London:New England manager Sam Allardyce will consider ending former captain John Terry's four-year international exile, he revealed on Monday. Terry, 35, retired from England duty in September 2012 after the Football Association charged him with racially abusing Queens Park Rangers defender Anton Ferdinand. He was later fined and given a four-game ban.
Roy Hodgson, Allardyce's predecessor, said in March that England had still not successfully replaced the Chelsea centre-back and Allardyce has not ruled out handing him a recall.

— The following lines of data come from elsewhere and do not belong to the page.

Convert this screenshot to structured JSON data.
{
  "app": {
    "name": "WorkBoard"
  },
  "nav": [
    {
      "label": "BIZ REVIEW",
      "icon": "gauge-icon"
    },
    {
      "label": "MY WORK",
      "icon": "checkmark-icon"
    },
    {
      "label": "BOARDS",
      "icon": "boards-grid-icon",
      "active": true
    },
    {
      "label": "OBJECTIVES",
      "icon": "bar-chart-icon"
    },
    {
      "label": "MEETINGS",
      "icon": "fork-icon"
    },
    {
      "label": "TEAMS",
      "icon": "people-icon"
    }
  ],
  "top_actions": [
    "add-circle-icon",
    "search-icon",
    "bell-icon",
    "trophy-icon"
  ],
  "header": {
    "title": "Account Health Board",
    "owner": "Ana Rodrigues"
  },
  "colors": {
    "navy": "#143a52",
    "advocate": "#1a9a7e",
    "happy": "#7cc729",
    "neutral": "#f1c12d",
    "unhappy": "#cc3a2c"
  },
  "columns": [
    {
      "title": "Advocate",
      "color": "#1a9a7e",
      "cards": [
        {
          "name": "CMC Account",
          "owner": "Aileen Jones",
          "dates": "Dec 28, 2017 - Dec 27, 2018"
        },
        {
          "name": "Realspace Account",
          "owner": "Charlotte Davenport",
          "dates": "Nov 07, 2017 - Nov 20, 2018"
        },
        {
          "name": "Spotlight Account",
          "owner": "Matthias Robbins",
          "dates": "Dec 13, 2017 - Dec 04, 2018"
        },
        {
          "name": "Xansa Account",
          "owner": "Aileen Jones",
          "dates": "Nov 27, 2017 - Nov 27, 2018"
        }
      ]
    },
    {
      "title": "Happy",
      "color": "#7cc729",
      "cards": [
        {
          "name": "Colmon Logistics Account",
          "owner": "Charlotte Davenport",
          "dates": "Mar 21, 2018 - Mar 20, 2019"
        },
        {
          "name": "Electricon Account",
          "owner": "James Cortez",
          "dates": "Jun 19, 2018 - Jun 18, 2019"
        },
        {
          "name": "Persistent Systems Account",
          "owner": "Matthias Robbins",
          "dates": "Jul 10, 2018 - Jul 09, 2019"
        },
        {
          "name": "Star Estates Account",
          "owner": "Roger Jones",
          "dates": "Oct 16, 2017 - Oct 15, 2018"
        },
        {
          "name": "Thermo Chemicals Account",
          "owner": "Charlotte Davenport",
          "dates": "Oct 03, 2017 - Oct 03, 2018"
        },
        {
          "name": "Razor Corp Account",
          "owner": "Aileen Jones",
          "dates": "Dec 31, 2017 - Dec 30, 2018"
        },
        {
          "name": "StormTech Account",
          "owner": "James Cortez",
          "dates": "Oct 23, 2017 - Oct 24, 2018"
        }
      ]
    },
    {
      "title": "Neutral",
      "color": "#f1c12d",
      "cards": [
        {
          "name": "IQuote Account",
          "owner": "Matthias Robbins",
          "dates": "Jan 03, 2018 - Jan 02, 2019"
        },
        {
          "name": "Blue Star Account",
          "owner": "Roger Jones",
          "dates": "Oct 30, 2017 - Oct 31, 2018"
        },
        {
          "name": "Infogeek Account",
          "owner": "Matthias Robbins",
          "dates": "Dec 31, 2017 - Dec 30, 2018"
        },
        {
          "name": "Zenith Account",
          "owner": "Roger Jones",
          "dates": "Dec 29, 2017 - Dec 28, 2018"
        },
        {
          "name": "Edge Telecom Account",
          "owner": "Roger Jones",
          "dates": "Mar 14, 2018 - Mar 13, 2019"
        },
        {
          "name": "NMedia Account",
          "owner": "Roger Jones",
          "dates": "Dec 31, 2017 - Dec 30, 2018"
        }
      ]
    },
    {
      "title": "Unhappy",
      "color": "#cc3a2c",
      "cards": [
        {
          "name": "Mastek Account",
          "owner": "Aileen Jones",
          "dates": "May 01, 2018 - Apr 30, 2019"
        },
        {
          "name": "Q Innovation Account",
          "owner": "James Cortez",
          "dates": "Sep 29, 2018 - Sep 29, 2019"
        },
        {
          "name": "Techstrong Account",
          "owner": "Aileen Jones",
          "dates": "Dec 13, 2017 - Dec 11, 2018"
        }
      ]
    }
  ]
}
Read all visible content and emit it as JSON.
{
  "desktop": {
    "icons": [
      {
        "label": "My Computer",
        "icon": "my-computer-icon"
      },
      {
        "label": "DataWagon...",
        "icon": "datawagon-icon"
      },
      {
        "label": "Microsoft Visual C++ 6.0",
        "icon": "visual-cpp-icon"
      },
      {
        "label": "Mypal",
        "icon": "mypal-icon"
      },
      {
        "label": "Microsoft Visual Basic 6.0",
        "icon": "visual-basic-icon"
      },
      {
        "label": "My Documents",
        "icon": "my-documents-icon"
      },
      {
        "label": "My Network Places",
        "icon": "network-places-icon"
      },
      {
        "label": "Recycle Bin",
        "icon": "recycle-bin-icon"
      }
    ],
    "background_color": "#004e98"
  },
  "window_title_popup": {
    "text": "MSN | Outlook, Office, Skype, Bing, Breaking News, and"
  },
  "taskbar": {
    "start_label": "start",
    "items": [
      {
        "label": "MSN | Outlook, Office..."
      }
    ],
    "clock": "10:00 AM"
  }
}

Asked if Terry might be in line for an England return, Allardyce said: "Maybe so. I think it depends on what John said. Maybe if I get the opportunity, I might have to give him a ring. But until I come to that selection or that process, we'll wait and see. I don't know what the political side of that might mean, if there is a political side. I'll have to have that conversation if I feel that John Terry may be a possibility."
Terry, capped 78 times, signed a one-year Chelsea contract extension in May and has played in their two games to date under new manager Antonio Conte.
Allardyce, 61, was appointed England manager in July after Hodgson stepped down following England's humiliating elimination by Iceland at Euro 2016. He begins his tenure with a 2018 World Cup qualifying match against Slovakia in Trnava on September 4 and will name his first squad on Sunday.
Allardyce, known as 'Big Sam', confirmed goalkeeper Joe Hart will be selected, despite having lost his place at Manchester City under new manager Pep Guardiola. But Allardyce warned it is "critical" for Hart to secure regular first-team football if he is to remain England's first-choice goalkeeper.
"If it goes for a longer period of time, then I think it's difficult to select them," Allardyce told reporters at the St George's Park national football centre in Burton, central England.
Guardiola has expressed reservations about Hart's passing ability and Allardyce said he would speak to the City manager about the matter.
Another England player now under Guardiola's orders is centre-back JohnStones, who recently joined City from Everton. Allardyce expressed hope that Guardiola will improve Stones's defending, citing his work with Gerard Pique at Barcelona as an example.
"Potential is something that's going to be great in the future," Allardyce said of Stones, 22. "I want it right now and I think he's got a great chance of becoming 'right now'."
Allardyce must also decide whether to persist with Wayne Rooney as captain. He said he had made up his mind on the issue, but would not make an announcement until next week. Rooney, 30, played in midfield for England at Euro 2016, but has been operating in a number 10 role at Manchester United since the appointment of Jose Mourinho as manager.
"I think his best position is where he's being played now because that's the manager of Manchester United telling him where he wants him to play, with Zlatan (Ibrahimovic)," Allardyce said.
Rooney's United team-mate Marcus Rashford has disappeared from view under Mourinho, having broken into England's Euro squad after his stunning emergence last season. Allardyce said the 18-year-old might be best served by dropping into England's Under-21 squad in order to build up playing time.
Asked to explain England's recurrent failings at major tournaments, Allardyce said the collective problem was "psychological".
But he vowed to eschew a softly-softly approach and said the way to get more from the country's under-performing players was to challenge them. "I might be slightly more demanding as a manager," he said.
"My idea of coaching and man-managing the players is: yes, we get on well, we communicate well together, but at the end of the day, to try and push them a little farther than they've already been pushed.
"For me, they get everything they need. But when you get everything you need, it means you can demand more."